Hurdle said he has a hard policy of not allowing a reliever to appear in more than three consecutive games. He developed the firm stance on the issue after numerous studies he did as a hitting coach. Hurdle looked into how pitchers fare in years after they pitched more than three days in a row and found consistent increases in injuries and ineffectiveness.
That was enough proof for Hurdle to set a hard line.
"It just doesn't make any sense," Hurdle said. "[There is] too much to lose. The risk versus the reward isn't good enough for me. You want to be tied to their arms as much as you can, not just to the results."

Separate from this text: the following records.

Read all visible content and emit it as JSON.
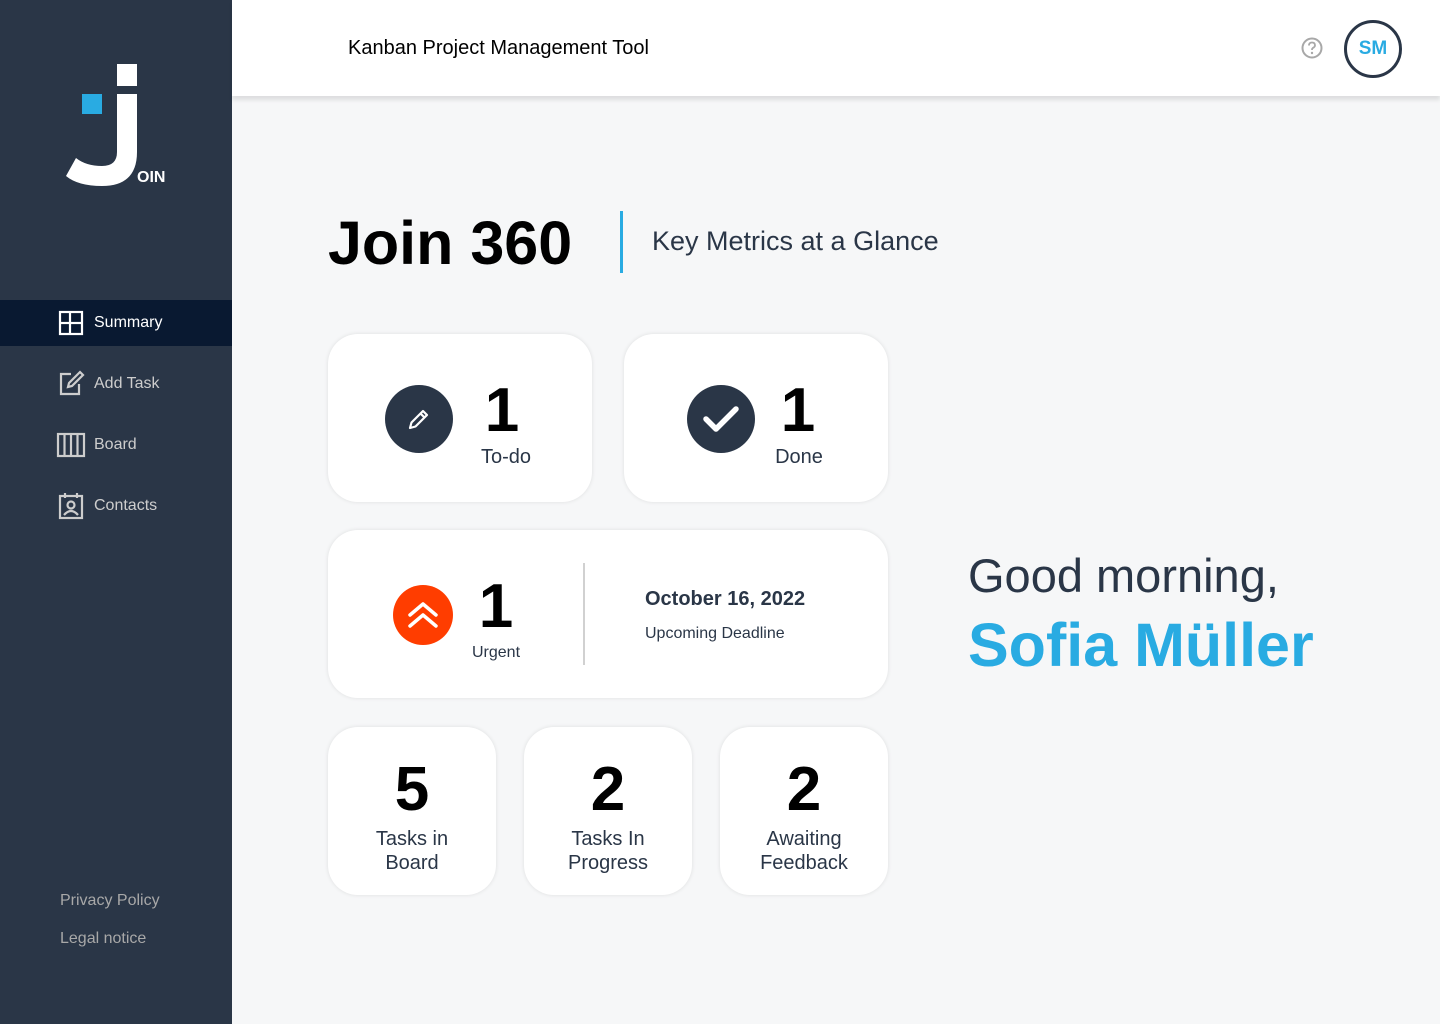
{
  "app": {
    "logo_text": "OIN"
  },
  "sidebar": {
    "items": [
      {
        "label": "Summary",
        "icon": "summary-icon",
        "active": true
      },
      {
        "label": "Add Task",
        "icon": "add-task-icon",
        "active": false
      },
      {
        "label": "Board",
        "icon": "board-icon",
        "active": false
      },
      {
        "label": "Contacts",
        "icon": "contacts-icon",
        "active": false
      }
    ],
    "privacy_policy": "Privacy Policy",
    "legal_notice": "Legal notice"
  },
  "header": {
    "title": "Kanban Project Management Tool",
    "help_icon": "help-icon",
    "avatar_initials": "SM"
  },
  "page": {
    "title": "Join 360",
    "subtitle": "Key Metrics at a Glance"
  },
  "metrics": {
    "todo": {
      "value": "1",
      "label": "To-do",
      "icon": "pencil-icon"
    },
    "done": {
      "value": "1",
      "label": "Done",
      "icon": "check-icon"
    },
    "urgent": {
      "value": "1",
      "label": "Urgent",
      "icon": "double-chevron-up-icon"
    },
    "deadline": {
      "date": "October 16, 2022",
      "label": "Upcoming Deadline"
    },
    "tasks_in_board": {
      "value": "5",
      "label_line1": "Tasks in",
      "label_line2": "Board"
    },
    "tasks_in_progress": {
      "value": "2",
      "label_line1": "Tasks In",
      "label_line2": "Progress"
    },
    "awaiting_feedback": {
      "value": "2",
      "label_line1": "Awaiting",
      "label_line2": "Feedback"
    }
  },
  "greeting": {
    "text": "Good morning,",
    "name": "Sofia Müller"
  },
  "colors": {
    "sidebar_bg": "#2A3647",
    "active_nav_bg": "#091931",
    "accent_blue": "#29ABE2",
    "urgent_orange": "#FF3D00",
    "page_bg": "#F6F7F8"
  }
}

Hurdle said he has broken the rule a few times, though such circumstances are rare. He has done it late in the season with a team making a playoff push, and he's considered it with a closer who had a low pitch count in three straight appearances.
If the Pirates were to find themselves in such a scenario with closer Joel Hanrahan, Hurdle would call on Evan Meek or, if Meek wasn't available, Jose Veras in a save situation.